Jul 17, 2011
Back in July 2010, the Harvard Business Review (HBR) told businesses to Stop Trying to Delight Your Customers. HBR challenged conventional marketing wisdom and declared that satisfied customers are NOT loyal customers.
Delighting customers does not build loyalty. However, reducing the amount of effort required to get things done – does. From a survey of more than 75,000 service-based personnel, HBR found that to really win customer loyalty forget the bells and whistles and just solve their problems.
Make it easy for your Internal Customers
These findings talk directly to the challenges faced by those managing content across multiple channels today. For example, below is a list of common problems internal customers encounter when trying to create and publish content:
- The copywriter who struggles to edit an article.
- The compliance officer who cannot preview content before it goes live.
- The system administrator who cannot police the infrastructure.
- The product manager who cannot change prices in real-time.
- The brand manager who needs tighter control over digital assets.
- The optimisation specialist trying to figure out cart abandonment issues.
Clearly, the aim is to deploy technology that makes these tasks “no brainers” for internal customers. Build loyalty and create advocates. However, how many RFPs and tool selections have you written and/or responded to that start with the problems people face performing their day-to-day tasks? I’ve not seen many. Instead, the focus is on trying to delight our internal customers with product feature sets and magical smoke and mirror demos. That’s the short-term satisfaction play, which is both silly and not something people are prepared to put up with. Fortunately, the HBR has put this into numbers that are hard to ignore:
For companies that focus on making tasks ‘low effort’ for their customers:
- 94% of customers would repurchase from the same company.
- 88% of customers would increase spend with that company.
However, for those that companies that made things harder for their customers:

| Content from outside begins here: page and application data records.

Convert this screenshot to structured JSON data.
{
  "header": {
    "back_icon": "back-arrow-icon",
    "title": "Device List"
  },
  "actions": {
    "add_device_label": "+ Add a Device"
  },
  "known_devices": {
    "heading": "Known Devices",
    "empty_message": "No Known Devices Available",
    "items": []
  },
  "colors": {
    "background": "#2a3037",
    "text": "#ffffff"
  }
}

- 81% reported an intention to spread negative word of mouth.
That’s a really clear customer message. Keep things simple and we’ll reward you. Don’t and we’ll punish you. Reflecting back on a few of my earlier car crash web projects (I had a few), it was all about the bells and whistles. Don’t get me wrong. I love bells and whistles. But they are a great distractor. Typically, the solution morphed into something unrecognisable to find problems for these new features to solve. These solutions did have satisfied customer, for a while, but they never made it to loyal customers.
Interestingly, the HBR article splits loyalty into two pies:
- Pie A containing things that drive loyalty.
- Pie B containing things that drive disloyalty.
Pie A is everything you need to do to improve product quality, increase productivity, andreduce effort. This is the long-term loyalty play that both internal customers and solution providers must work hard together to figure out and pursue at all costs. It‘s about sticking to your guns, making balanced decisions when choosing time-to-market over product quality and delivering the best you can with the right/available tools that meets your internal customer objectives. Pie A is jammed packed with delicious trade-offs.
Pie B is pretty much all about customer service but more specifically damage limitation. Customer service is a word of mouth (WOM) multiplier. Great customer service is a small multiplier in comparison with poor customer service. If you don’t support your internal customers disloyalty spreads like wildfire. Great customer service does not bring (back) loyal customers. The only way to win back long-term loyalty is through solving customer problems. In short, your solution needs make things low effort your customers.
What to do?
Technology is a necessary disruptor. For example, introducing and/or changing a content management system is a big deal. It affects people. However, when engaging with solution providers bearing tools to solve people problems, the typical starting point is the dreaded set of corporate requirements. Just thinking out loud here, but wouldn’t it be great to start and finish with the real problems and be judged squarely on whether they’ve actually been solved them? Instead of what we have to do today, which is dig deep, guess, assume and tease out the people problems from a confusing, impenetrable set of requirements?
For customers in need of a solution, show your dirty laundry and offer up the people problems early. For solution providers, find those people problems first and then check back with the supplied requirements to see if they still make sense. Because if loyalty is about all about solving customer problems, isn’t everything else is just noise.